[Dataset rows for apps and sites]
== Segment start ==

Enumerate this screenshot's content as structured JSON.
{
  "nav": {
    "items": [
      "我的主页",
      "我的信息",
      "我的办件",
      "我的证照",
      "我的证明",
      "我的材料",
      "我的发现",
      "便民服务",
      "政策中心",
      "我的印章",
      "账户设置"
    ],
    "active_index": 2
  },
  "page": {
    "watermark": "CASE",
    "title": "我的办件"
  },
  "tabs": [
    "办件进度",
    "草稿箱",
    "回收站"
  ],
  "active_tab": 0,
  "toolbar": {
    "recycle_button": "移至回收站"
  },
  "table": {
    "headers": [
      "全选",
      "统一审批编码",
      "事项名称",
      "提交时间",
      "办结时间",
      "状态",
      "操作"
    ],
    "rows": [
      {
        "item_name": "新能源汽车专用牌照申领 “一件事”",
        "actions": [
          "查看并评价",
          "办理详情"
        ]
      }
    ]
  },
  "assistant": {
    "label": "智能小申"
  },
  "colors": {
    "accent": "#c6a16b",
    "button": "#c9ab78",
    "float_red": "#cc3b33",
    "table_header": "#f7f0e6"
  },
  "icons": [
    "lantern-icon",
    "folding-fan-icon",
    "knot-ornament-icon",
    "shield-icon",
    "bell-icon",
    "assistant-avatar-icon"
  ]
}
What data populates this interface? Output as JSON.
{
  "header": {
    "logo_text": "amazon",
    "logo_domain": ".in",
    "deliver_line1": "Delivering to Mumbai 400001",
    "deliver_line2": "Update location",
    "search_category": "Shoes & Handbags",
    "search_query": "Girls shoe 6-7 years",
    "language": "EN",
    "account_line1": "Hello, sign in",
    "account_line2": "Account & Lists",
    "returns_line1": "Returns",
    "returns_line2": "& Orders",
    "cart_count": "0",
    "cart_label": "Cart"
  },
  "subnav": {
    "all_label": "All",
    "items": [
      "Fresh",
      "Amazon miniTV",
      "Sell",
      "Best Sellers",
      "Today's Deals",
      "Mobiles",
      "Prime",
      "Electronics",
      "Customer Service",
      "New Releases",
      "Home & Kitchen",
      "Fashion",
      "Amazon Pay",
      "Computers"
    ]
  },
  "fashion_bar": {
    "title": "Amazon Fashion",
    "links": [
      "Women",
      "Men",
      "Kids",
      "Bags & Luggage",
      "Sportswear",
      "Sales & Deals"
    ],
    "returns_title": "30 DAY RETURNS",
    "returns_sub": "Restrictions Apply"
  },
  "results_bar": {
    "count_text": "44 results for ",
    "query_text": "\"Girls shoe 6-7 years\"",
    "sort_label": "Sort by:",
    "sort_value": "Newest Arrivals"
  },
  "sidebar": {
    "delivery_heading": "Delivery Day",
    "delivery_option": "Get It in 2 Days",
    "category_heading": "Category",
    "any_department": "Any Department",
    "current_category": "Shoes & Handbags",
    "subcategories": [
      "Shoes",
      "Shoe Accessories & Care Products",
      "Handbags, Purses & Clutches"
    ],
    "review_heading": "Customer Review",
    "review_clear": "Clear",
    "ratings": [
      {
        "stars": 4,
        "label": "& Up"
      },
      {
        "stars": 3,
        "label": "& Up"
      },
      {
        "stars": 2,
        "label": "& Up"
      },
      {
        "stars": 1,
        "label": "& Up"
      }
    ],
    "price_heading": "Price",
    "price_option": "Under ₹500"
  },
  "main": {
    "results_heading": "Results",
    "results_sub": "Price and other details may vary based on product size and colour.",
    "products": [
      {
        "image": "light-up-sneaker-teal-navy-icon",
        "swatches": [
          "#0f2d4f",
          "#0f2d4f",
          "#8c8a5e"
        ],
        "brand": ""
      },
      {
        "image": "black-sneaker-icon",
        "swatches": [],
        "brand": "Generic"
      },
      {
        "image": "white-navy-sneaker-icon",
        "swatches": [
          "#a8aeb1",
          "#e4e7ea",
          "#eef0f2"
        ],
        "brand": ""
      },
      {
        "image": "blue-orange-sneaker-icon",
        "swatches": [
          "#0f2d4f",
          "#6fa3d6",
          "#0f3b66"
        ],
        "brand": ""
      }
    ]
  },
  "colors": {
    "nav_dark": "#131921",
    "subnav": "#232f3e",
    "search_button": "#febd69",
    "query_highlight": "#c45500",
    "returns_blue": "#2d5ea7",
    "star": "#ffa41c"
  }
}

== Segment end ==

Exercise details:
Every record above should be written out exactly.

Expected answer:
Enumerate this screenshot's content as structured JSON.
{
  "nav": {
    "items": [
      "我的主页",
      "我的信息",
      "我的办件",
      "我的证照",
      "我的证明",
      "我的材料",
      "我的发现",
      "便民服务",
      "政策中心",
      "我的印章",
      "账户设置"
    ],
    "active_index": 2
  },
  "page": {
    "watermark": "CASE",
    "title": "我的办件"
  },
  "tabs": [
    "办件进度",
    "草稿箱",
    "回收站"
  ],
  "active_tab": 0,
  "toolbar": {
    "recycle_button": "移至回收站"
  },
  "table": {
    "headers": [
      "全选",
      "统一审批编码",
      "事项名称",
      "提交时间",
      "办结时间",
      "状态",
      "操作"
    ],
    "rows": [
      {
        "item_name": "新能源汽车专用牌照申领 “一件事”",
        "actions": [
          "查看并评价",
          "办理详情"
        ]
      }
    ]
  },
  "assistant": {
    "label": "智能小申"
  },
  "colors": {
    "accent": "#c6a16b",
    "button": "#c9ab78",
    "float_red": "#cc3b33",
    "table_header": "#f7f0e6"
  },
  "icons": [
    "lantern-icon",
    "folding-fan-icon",
    "knot-ornament-icon",
    "shield-icon",
    "bell-icon",
    "assistant-avatar-icon"
  ]
}
What data populates this interface? Output as JSON.
{
  "header": {
    "logo_text": "amazon",
    "logo_domain": ".in",
    "deliver_line1": "Delivering to Mumbai 400001",
    "deliver_line2": "Update location",
    "search_category": "Shoes & Handbags",
    "search_query": "Girls shoe 6-7 years",
    "language": "EN",
    "account_line1": "Hello, sign in",
    "account_line2": "Account & Lists",
    "returns_line1": "Returns",
    "returns_line2": "& Orders",
    "cart_count": "0",
    "cart_label": "Cart"
  },
  "subnav": {
    "all_label": "All",
    "items": [
      "Fresh",
      "Amazon miniTV",
      "Sell",
      "Best Sellers",
      "Today's Deals",
      "Mobiles",
      "Prime",
      "Electronics",
      "Customer Service",
      "New Releases",
      "Home & Kitchen",
      "Fashion",
      "Amazon Pay",
      "Computers"
    ]
  },
  "fashion_bar": {
    "title": "Amazon Fashion",
    "links": [
      "Women",
      "Men",
      "Kids",
      "Bags & Luggage",
      "Sportswear",
      "Sales & Deals"
    ],
    "returns_title": "30 DAY RETURNS",
    "returns_sub": "Restrictions Apply"
  },
  "results_bar": {
    "count_text": "44 results for ",
    "query_text": "\"Girls shoe 6-7 years\"",
    "sort_label": "Sort by:",
    "sort_value": "Newest Arrivals"
  },
  "sidebar": {
    "delivery_heading": "Delivery Day",
    "delivery_option": "Get It in 2 Days",
    "category_heading": "Category",
    "any_department": "Any Department",
    "current_category": "Shoes & Handbags",
    "subcategories": [
      "Shoes",
      "Shoe Accessories & Care Products",
      "Handbags, Purses & Clutches"
    ],
    "review_heading": "Customer Review",
    "review_clear": "Clear",
    "ratings": [
      {
        "stars": 4,
        "label": "& Up"
      },
      {
        "stars": 3,
        "label": "& Up"
      },
      {
        "stars": 2,
        "label": "& Up"
      },
      {
        "stars": 1,
        "label": "& Up"
      }
    ],
    "price_heading": "Price",
    "price_option": "Under ₹500"
  },
  "main": {
    "results_heading": "Results",
    "results_sub": "Price and other details may vary based on product size and colour.",
    "products": [
      {
        "image": "light-up-sneaker-teal-navy-icon",
        "swatches": [
          "#0f2d4f",
          "#0f2d4f",
          "#8c8a5e"
        ],
        "brand": ""
      },
      {
        "image": "black-sneaker-icon",
        "swatches": [],
        "brand": "Generic"
      },
      {
        "image": "white-navy-sneaker-icon",
        "swatches": [
          "#a8aeb1",
          "#e4e7ea",
          "#eef0f2"
        ],
        "brand": ""
      },
      {
        "image": "blue-orange-sneaker-icon",
        "swatches": [
          "#0f2d4f",
          "#6fa3d6",
          "#0f3b66"
        ],
        "brand": ""
      }
    ]
  },
  "colors": {
    "nav_dark": "#131921",
    "subnav": "#232f3e",
    "search_button": "#febd69",
    "query_highlight": "#c45500",
    "returns_blue": "#2d5ea7",
    "star": "#ffa41c"
  }
}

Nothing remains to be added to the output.